_Brief:_ Please return every line in the following data that includes the string "anyone".

■ ■ ■ ■ ■ ■ ■

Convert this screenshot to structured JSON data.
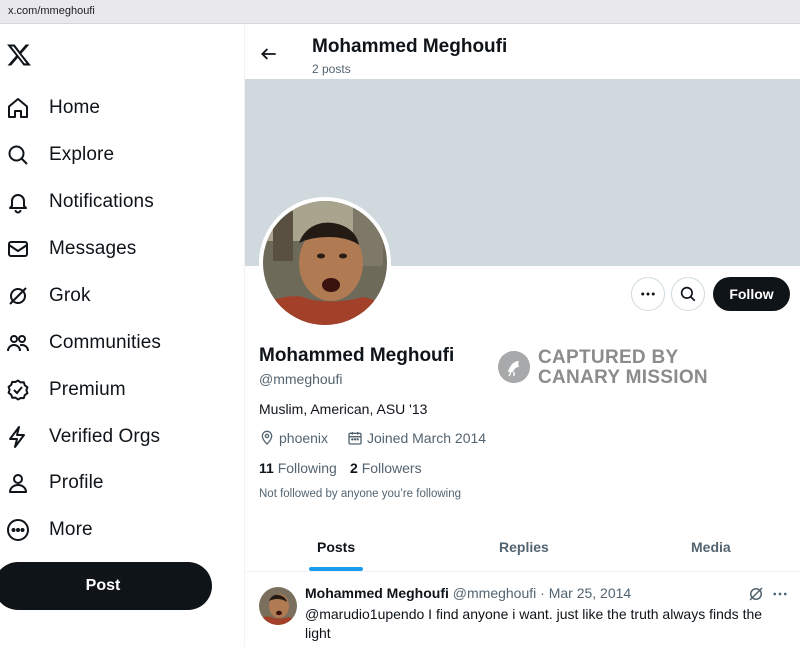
{
  "browser": {
    "url": "x.com/mmeghoufi"
  },
  "sidebar": {
    "items": [
      {
        "label": "Home",
        "icon": "home-icon"
      },
      {
        "label": "Explore",
        "icon": "search-icon"
      },
      {
        "label": "Notifications",
        "icon": "bell-icon"
      },
      {
        "label": "Messages",
        "icon": "envelope-icon"
      },
      {
        "label": "Grok",
        "icon": "grok-icon"
      },
      {
        "label": "Communities",
        "icon": "people-icon"
      },
      {
        "label": "Premium",
        "icon": "verified-badge-icon"
      },
      {
        "label": "Verified Orgs",
        "icon": "lightning-icon"
      },
      {
        "label": "Profile",
        "icon": "person-icon"
      },
      {
        "label": "More",
        "icon": "more-circle-icon"
      }
    ],
    "post_label": "Post"
  },
  "header": {
    "name": "Mohammed Meghoufi",
    "post_count": "2 posts"
  },
  "profile": {
    "name": "Mohammed Meghoufi",
    "handle": "@mmeghoufi",
    "bio": "Muslim, American, ASU '13",
    "location": "phoenix",
    "joined": "Joined March 2014",
    "following_count": "11",
    "following_label": "Following",
    "followers_count": "2",
    "followers_label": "Followers",
    "not_followed": "Not followed by anyone you’re following",
    "follow_label": "Follow"
  },
  "watermark": {
    "line1": "CAPTURED BY",
    "line2": "CANARY MISSION"
  },
  "tabs": [
    {
      "label": "Posts"
    },
    {
      "label": "Replies"
    },
    {
      "label": "Media"
    }
  ],
  "tweet": {
    "name": "Mohammed Meghoufi",
    "handle": "@mmeghoufi",
    "sep": "·",
    "date": "Mar 25, 2014",
    "text": "@marudio1upendo I find anyone i want. just like the truth always finds the light"
  }
}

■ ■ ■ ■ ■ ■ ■

_Answer for this exercise:_
    "not_followed": "Not followed by anyone you’re following",
    "text": "@marudio1upendo I find anyone i want. just like the truth always finds the light"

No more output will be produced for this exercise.